Jazz: Music maestro is singin' the blues
Published 11/11/2013 | 01:00
Singer, pianist, songwriter and entertainer, Allen Toussaint needs no bass or drums, as he is his own rhythm section. This is a live recording made in Joe's Pub, New York, where his amiable manner and sense of humour captivated the audience as much as his music. While his repertoire extends beyond the blues, he invests every song with blues feeling, backed by deceptively simple piano accompaniments.
All the tunes are originals by Toussaint, with the exception of St James Infirmary, a traditional twelve-bar blues played as a piano solo. His speaking voice, which is just as attractive as his singing, is heard to advantage in the final track, Southern Nights, where he talks about his childhood visits to the country.
Castaneda (harp) with special guests on some tracks: Gonzalo Rubalcaba (piano), Miguel Zenon (alto sax) and Hamilton de Holanda (mandolina).

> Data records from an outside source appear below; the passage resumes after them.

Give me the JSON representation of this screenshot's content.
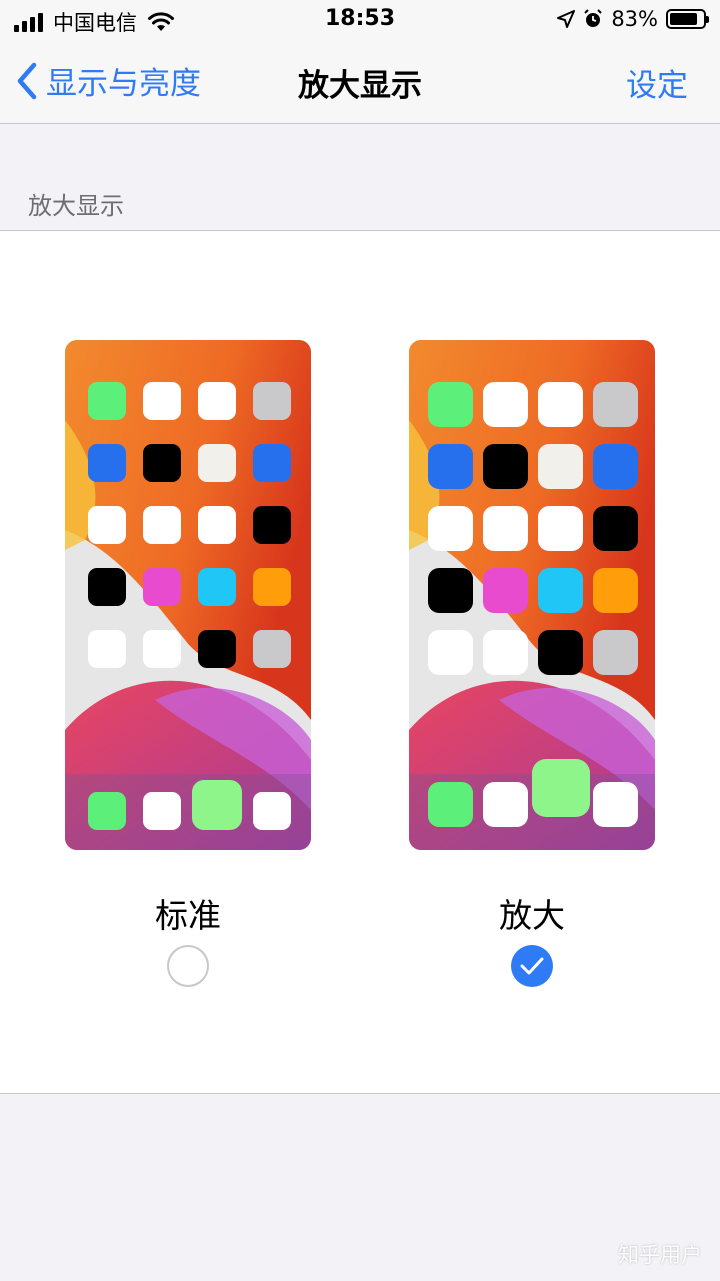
{
  "status_bar": {
    "carrier": "中国电信",
    "time": "18:53",
    "battery": "83%",
    "battery_level": 0.83
  },
  "nav": {
    "back_label": "显示与亮度",
    "title": "放大显示",
    "action_label": "设定"
  },
  "section": {
    "header": "放大显示"
  },
  "options": [
    {
      "label": "标准",
      "selected": false
    },
    {
      "label": "放大",
      "selected": true
    }
  ],
  "icons": {
    "rows": [
      [
        "#5cf07a",
        "#ffffff",
        "#ffffff",
        "#c9c9cc"
      ],
      [
        "#2670ee",
        "#000000",
        "#f2f0ea",
        "#2670ee"
      ],
      [
        "#ffffff",
        "#ffffff",
        "#ffffff",
        "#000000"
      ],
      [
        "#000000",
        "#e84bce",
        "#1fc6f6",
        "#ff9d0a"
      ],
      [
        "#ffffff",
        "#ffffff",
        "#000000",
        "#c9c9cc"
      ]
    ],
    "dock": [
      "#5cf07a",
      "#ffffff",
      "#8ef58a",
      "#ffffff"
    ]
  },
  "accent_color": "#2f7bf5",
  "watermark": "知乎用户"
}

If jazz can be played on the accordion, why not the harp? Edmar Castaneda plays the arpa llanera, or Colombian harp, and, in addition to Gonzalo Rubalcaba, has worked with Wynton Marsalis, Joe Locke and John Scofield. The result, while not exactly for the jazz purist, is fascinating music by a phenomenal virtuoso. You have to see him in person to believe that only one pair of hands is playing all those strings.
On his recent Music Network tour, Castaneda won the hearts of audiences from Dublin to Carrick-on-Shannon to Limerick.
Sundays are full of live action, with a choice of residencies to tempt you away from the fireside. Zrazy can be heard in the Odessa Club, Dame Court, at 4 pm. Cormac O'Brien's group plays in the International Bar, Wicklow Street, from 6 pm. The Long John Jump Band lets the good times roll in the Café en Seine from 6.30 pm. Nigel Mooney and Derek O'Connor play in Harry's Bar, South King Street, from 7pm to 9pm.